Image from The Passion of the Christ (Mel Gibson, 2004)
In the garden of Gethsemane, tears and bloody sweat dripped from Jesus’s face. He was praying hard, asking if there was any way out of the cross: “My Father, if it is possible, may this cup be taken from me. Yet not as I will, but as you will” (Matt. 26:39). God’s answer was a band of Roman soldiers sent to arrest Him. Jesus’s “day in court” was more travesty than trial, more lynching than legal. Under enormous public pressure and the threats of the chief priests, Pilate condemned Jesus to death. The man from Nazareth was beaten by a gang of guards until His face was unrecognizable (Isaiah 52:14). What was left of Him was nailed to a cross and hung like bait for wild animals.

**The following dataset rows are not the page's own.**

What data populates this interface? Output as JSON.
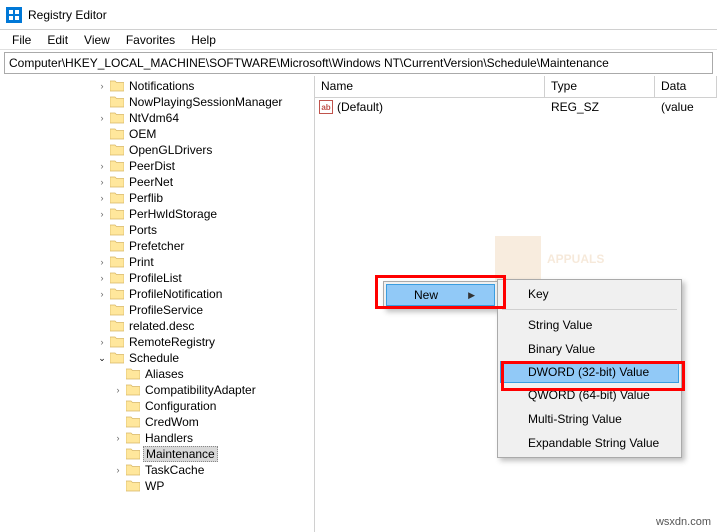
{
  "window": {
    "title": "Registry Editor"
  },
  "menubar": {
    "file": "File",
    "edit": "Edit",
    "view": "View",
    "favorites": "Favorites",
    "help": "Help"
  },
  "path": "Computer\\HKEY_LOCAL_MACHINE\\SOFTWARE\\Microsoft\\Windows NT\\CurrentVersion\\Schedule\\Maintenance",
  "tree": {
    "items": [
      {
        "label": "Notifications",
        "depth": 6,
        "expander": ">"
      },
      {
        "label": "NowPlayingSessionManager",
        "depth": 6,
        "expander": ""
      },
      {
        "label": "NtVdm64",
        "depth": 6,
        "expander": ">"
      },
      {
        "label": "OEM",
        "depth": 6,
        "expander": ""
      },
      {
        "label": "OpenGLDrivers",
        "depth": 6,
        "expander": ""
      },
      {
        "label": "PeerDist",
        "depth": 6,
        "expander": ">"
      },
      {
        "label": "PeerNet",
        "depth": 6,
        "expander": ">"
      },
      {
        "label": "Perflib",
        "depth": 6,
        "expander": ">"
      },
      {
        "label": "PerHwIdStorage",
        "depth": 6,
        "expander": ">"
      },
      {
        "label": "Ports",
        "depth": 6,
        "expander": ""
      },
      {
        "label": "Prefetcher",
        "depth": 6,
        "expander": ""
      },
      {
        "label": "Print",
        "depth": 6,
        "expander": ">"
      },
      {
        "label": "ProfileList",
        "depth": 6,
        "expander": ">"
      },
      {
        "label": "ProfileNotification",
        "depth": 6,
        "expander": ">"
      },
      {
        "label": "ProfileService",
        "depth": 6,
        "expander": ""
      },
      {
        "label": "related.desc",
        "depth": 6,
        "expander": ""
      },
      {
        "label": "RemoteRegistry",
        "depth": 6,
        "expander": ">"
      },
      {
        "label": "Schedule",
        "depth": 6,
        "expander": "v"
      },
      {
        "label": "Aliases",
        "depth": 7,
        "expander": ""
      },
      {
        "label": "CompatibilityAdapter",
        "depth": 7,
        "expander": ">"
      },
      {
        "label": "Configuration",
        "depth": 7,
        "expander": ""
      },
      {
        "label": "CredWom",
        "depth": 7,
        "expander": ""
      },
      {
        "label": "Handlers",
        "depth": 7,
        "expander": ">"
      },
      {
        "label": "Maintenance",
        "depth": 7,
        "expander": "",
        "selected": true
      },
      {
        "label": "TaskCache",
        "depth": 7,
        "expander": ">"
      },
      {
        "label": "WP",
        "depth": 7,
        "expander": ""
      }
    ]
  },
  "values": {
    "headers": {
      "name": "Name",
      "type": "Type",
      "data": "Data"
    },
    "rows": [
      {
        "name": "(Default)",
        "type": "REG_SZ",
        "data": "(value"
      }
    ]
  },
  "context_menu": {
    "new_label": "New",
    "submenu": {
      "key": "Key",
      "string": "String Value",
      "binary": "Binary Value",
      "dword": "DWORD (32-bit) Value",
      "qword": "QWORD (64-bit) Value",
      "multi": "Multi-String Value",
      "expand": "Expandable String Value"
    }
  },
  "watermark": {
    "text": "APPUALS"
  },
  "attribution": "wsxdn.com"
}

Jesus wasn’t surprised by His Father’s answer. He had been telling His disciples for some time that He must “suffer many things at the hands of the elders, chief priests and teachers of the law” (Matt. 16:21). God had been showing Him what He would endure through words written in the Old Testament hundreds of years before; words like those in Isaiah: “Yet it was the LORD’s will to crush him and cause him to suffer…the LORD makes his life an offering for sin” (Isaiah 53:10). Jesus knew what the plan was. He Himself had given Judas (and also satan) permission to betray Him (John 13:27). Going forward was His choice as much as the Father’s (John 10:17, 18).

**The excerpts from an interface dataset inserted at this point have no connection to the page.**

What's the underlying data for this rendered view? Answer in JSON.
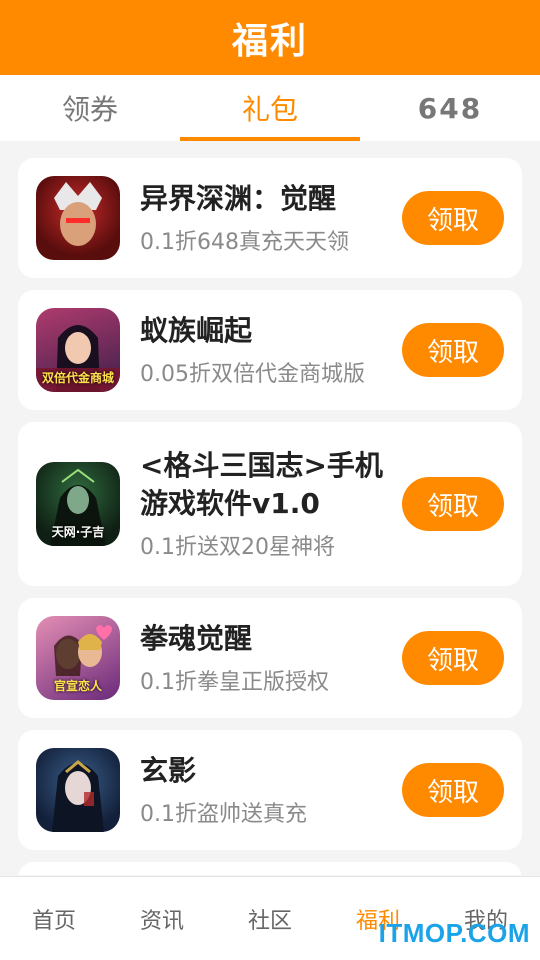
{
  "header": {
    "title": "福利"
  },
  "tabs": [
    {
      "label": "领券"
    },
    {
      "label": "礼包"
    },
    {
      "label": "648"
    }
  ],
  "games": [
    {
      "name": "异界深渊：觉醒",
      "desc": "0.1折648真充天天领",
      "button": "领取",
      "icon": "game-avatar-icon",
      "icon_colors": [
        "#5a0d0d",
        "#c72b2b"
      ],
      "icon_caption": ""
    },
    {
      "name": "蚁族崛起",
      "desc": "0.05折双倍代金商城版",
      "button": "领取",
      "icon": "game-avatar-icon",
      "icon_colors": [
        "#3b1f4a",
        "#b03b6e"
      ],
      "icon_caption": "双倍代金商城"
    },
    {
      "name": "<格斗三国志>手机游戏软件v1.0",
      "desc": "0.1折送双20星神将",
      "button": "领取",
      "icon": "game-avatar-icon",
      "icon_colors": [
        "#0f1f14",
        "#2f6b3d"
      ],
      "icon_caption": "天网·子吉"
    },
    {
      "name": "拳魂觉醒",
      "desc": "0.1折拳皇正版授权",
      "button": "领取",
      "icon": "game-avatar-icon",
      "icon_colors": [
        "#6a2a7a",
        "#e48fb4"
      ],
      "icon_caption": "官宣恋人"
    },
    {
      "name": "玄影",
      "desc": "0.1折盗帅送真充",
      "button": "领取",
      "icon": "game-avatar-icon",
      "icon_colors": [
        "#13203a",
        "#3a5f8a"
      ],
      "icon_caption": ""
    }
  ],
  "bottom_nav": [
    {
      "label": "首页"
    },
    {
      "label": "资讯"
    },
    {
      "label": "社区"
    },
    {
      "label": "福利"
    },
    {
      "label": "我的"
    }
  ],
  "watermark": "ITMOP.COM",
  "colors": {
    "accent": "#ff8a00",
    "watermark": "#1aa3e8"
  }
}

After Adam and Eve fell, God offered the first sacrifice for sin and clothed them with animal skins. Jesus knew from this that He would be the last sacrifice and would eternally cover God’s damaged image in people. He also knew He would crush the serpent’s head and fulfill the ancient prophecy about God’s enemy.

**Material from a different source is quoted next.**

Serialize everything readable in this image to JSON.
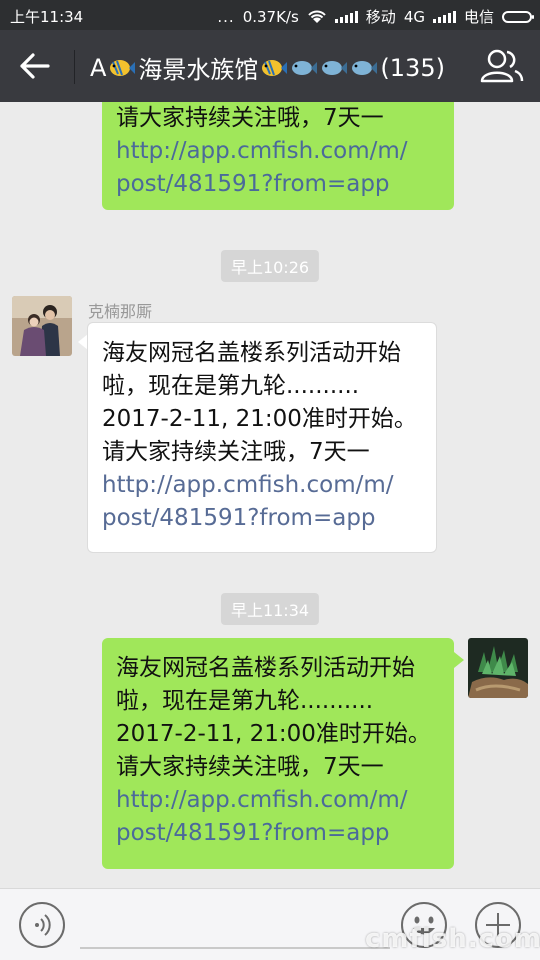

But before the fall or the serpent, before anything was created, self-sacrifice was in the heart of God. It wasn’t in God’s heart because of sin or the problems from which we needed rescuing. Self-sacrifice was in God’s heart because that is who He is. God is love, and there is no greater love than laying down your life (1 John 4:16; John 15:13). Jesus died to show us who God is—not in relationship to our failures or needs but to show us God in and of Himself. Love, of course, deals with the human condition because of its self-giving nature—it saves from death, forgives, helps the poor, frees from demons, reconciles, and heals. Jesus died to care for our every need, concern, or weakness. The cross was, above all, the will of God, who loves us more than Himself.